If planet B approached your Earth like planet A to the point that B's apparent diameter was the same as, or larger than the apparent diameter of the primary star, it would be close enough to cause gravitational interaction with A.
Occluding the star for three days would cause sharp global temperature drops, which would in turn cause global weather, like storms and hurricanes. Lots of snow would fall, changing the albedo of some areas and possibly causing temperature effects that would last for years. It might even trigger a mini ice age each time.
Large bodies of water won't change temperature much. They hold an amazing amount of heat. But surface waters will freeze. This means that ponds and small lakes will freeze over, large lakes and even sea shores will freeze to some extent.
All in all, I don't think it would destroy life on A. Earth has certainly endured worse. If there's a technological civilization, they're likely to be prepared for it.
If B is fairly small, the gravity effect would probably be that B would either become a moon of A or just smack into it. If it was moving fast enough, the net result might be that both A and B's orbit would change. But if it's moving that fast, it's not likely to hang around for days or even hours.If B is fairly large then either it will suck up A or A will become a moon of B. Another possibility would be that A's orbit will change, making life there either more difficult or impossible. I suppose it's possible that it might shift A to an even more temperate orbit.
Another possibility could be that A is already a moon of B with an orbit so highly inclined that it rarely passes through B's shadow. Depending on its orbit, it might dip into the penumbra occasionally, and once in a millennium or so, pass directly behind B. Having this period last hours or days sounds pretty reasonable. It would mean that A's orbit was wide enough to keep it from being heavily affected by B's tidal forces and magnetosphere.

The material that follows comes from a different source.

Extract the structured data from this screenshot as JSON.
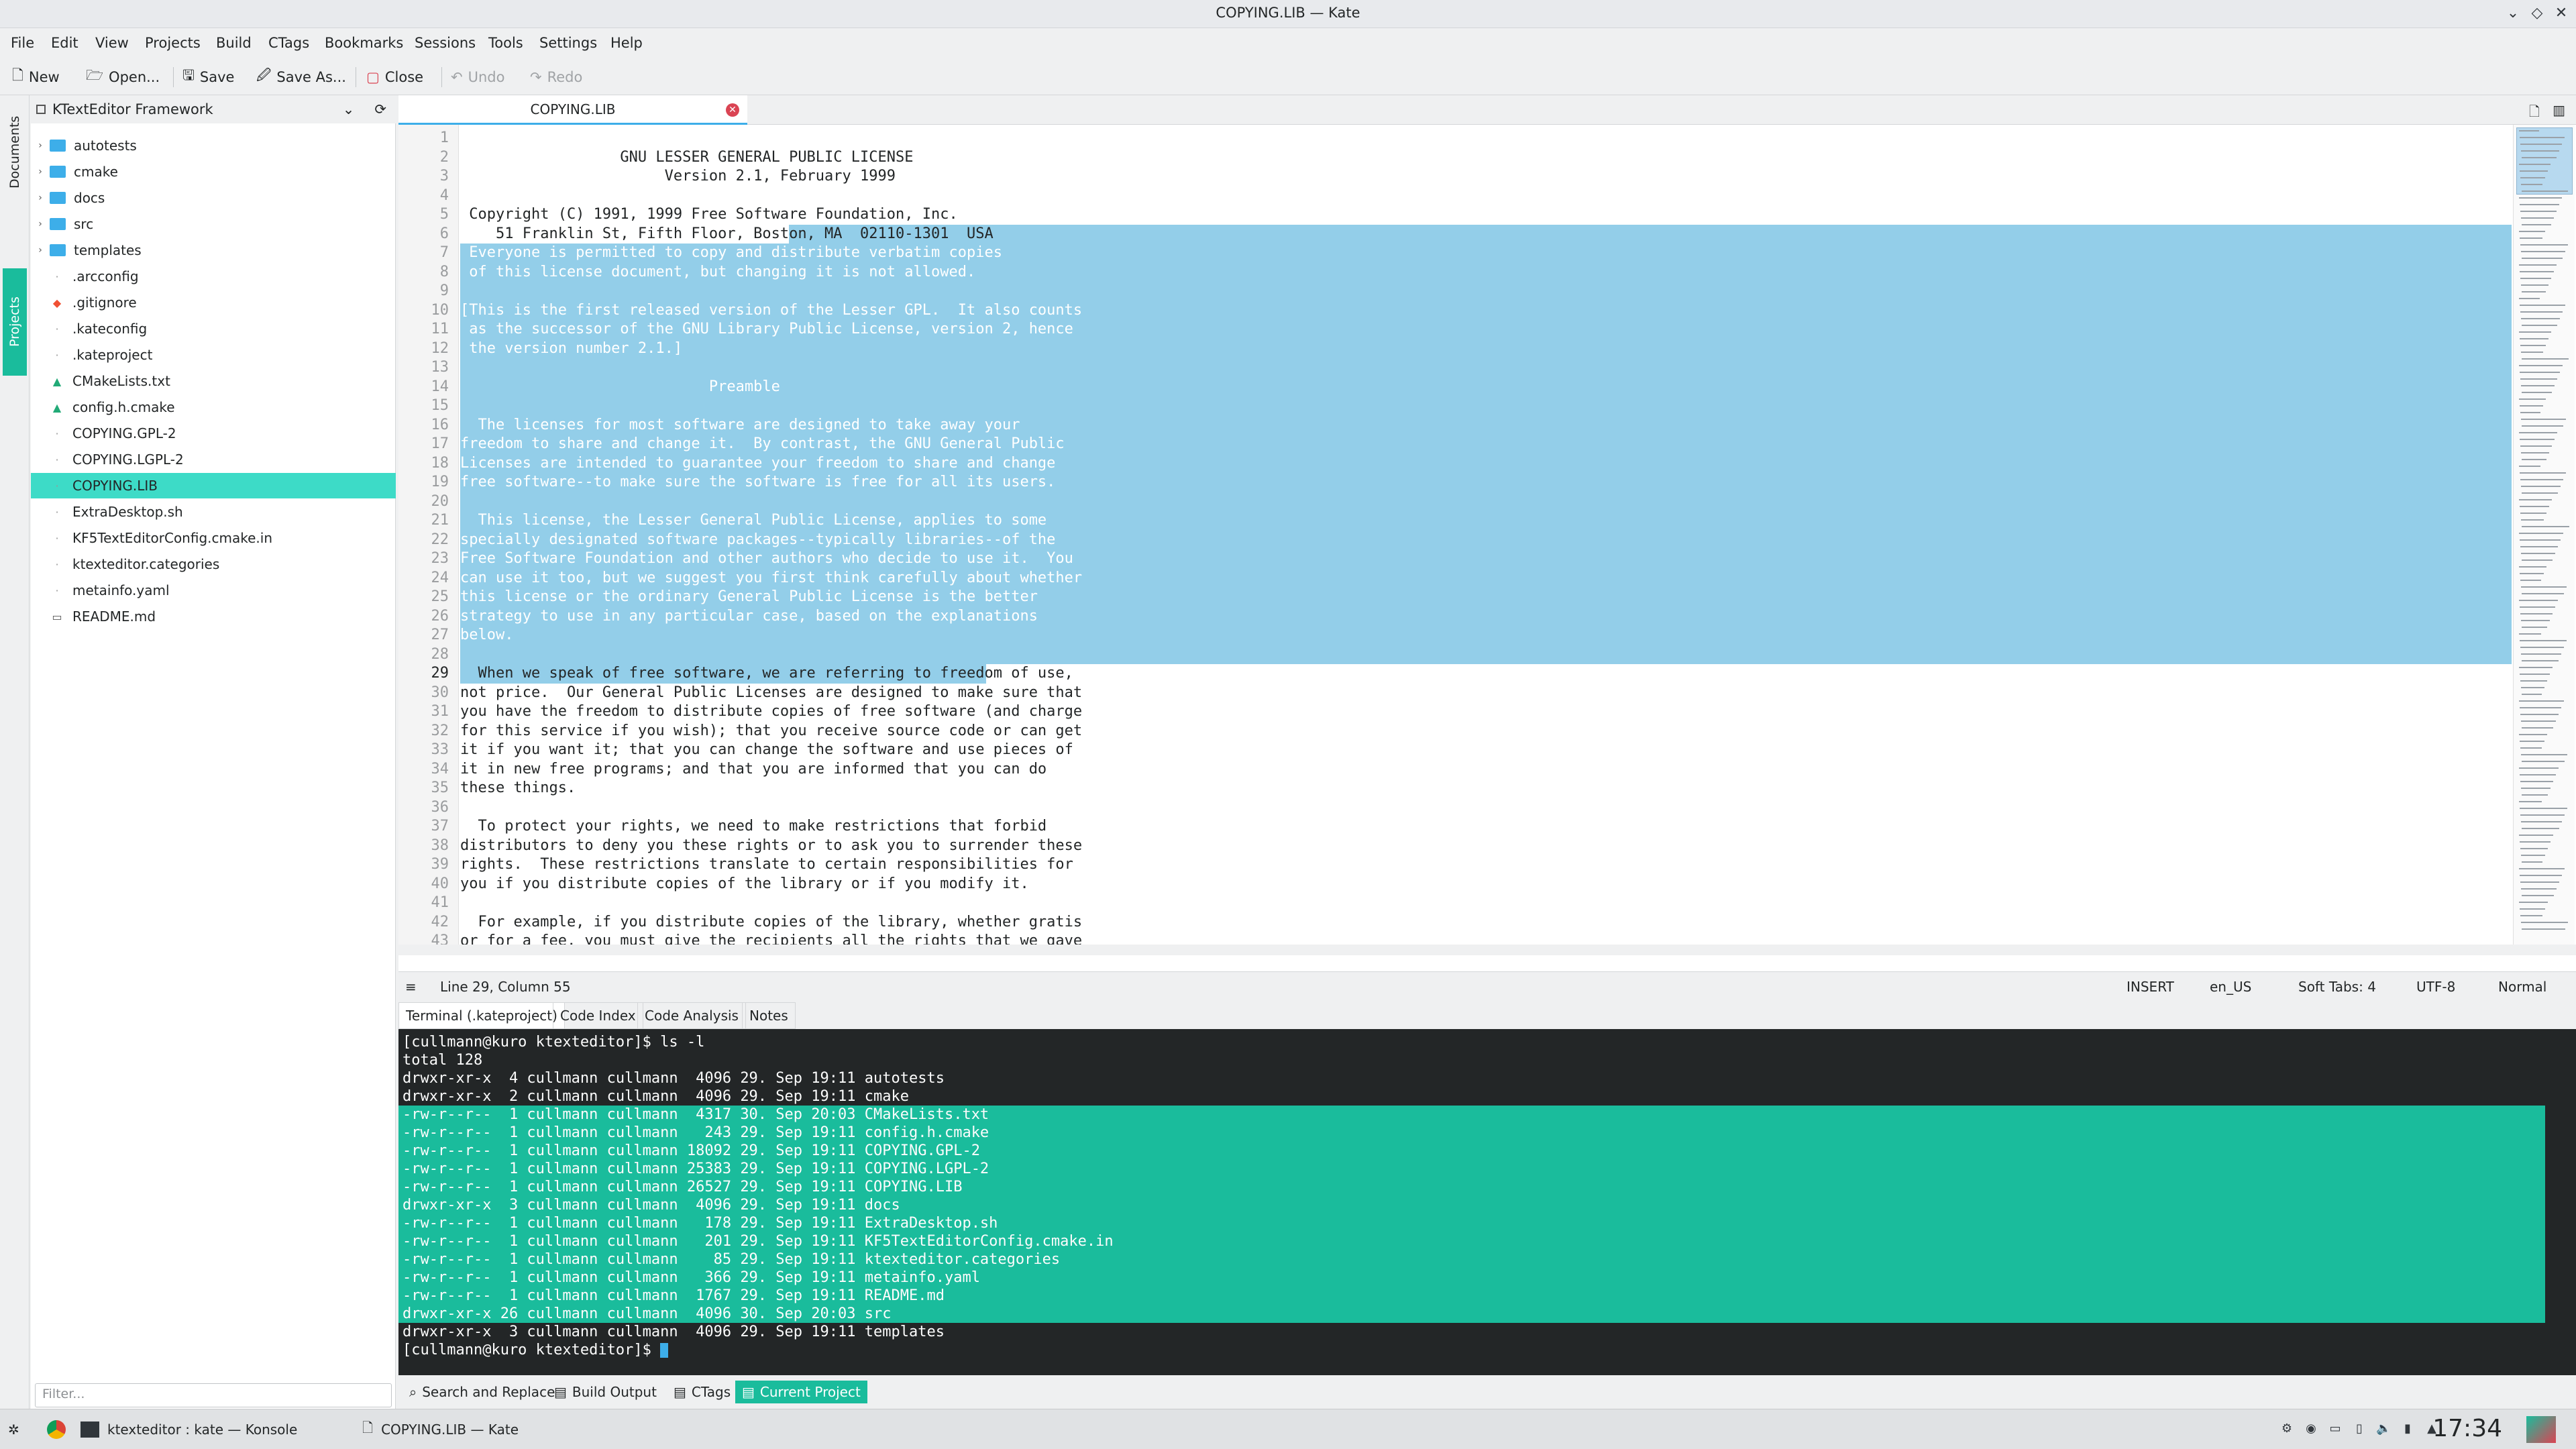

Have you ever seen the movie "Pitch Black"? The story takes place on a moon of a gas giant. It has constant daylight moon wide for 22 years then an extended period of darkness. This scenario required more than one local star, though.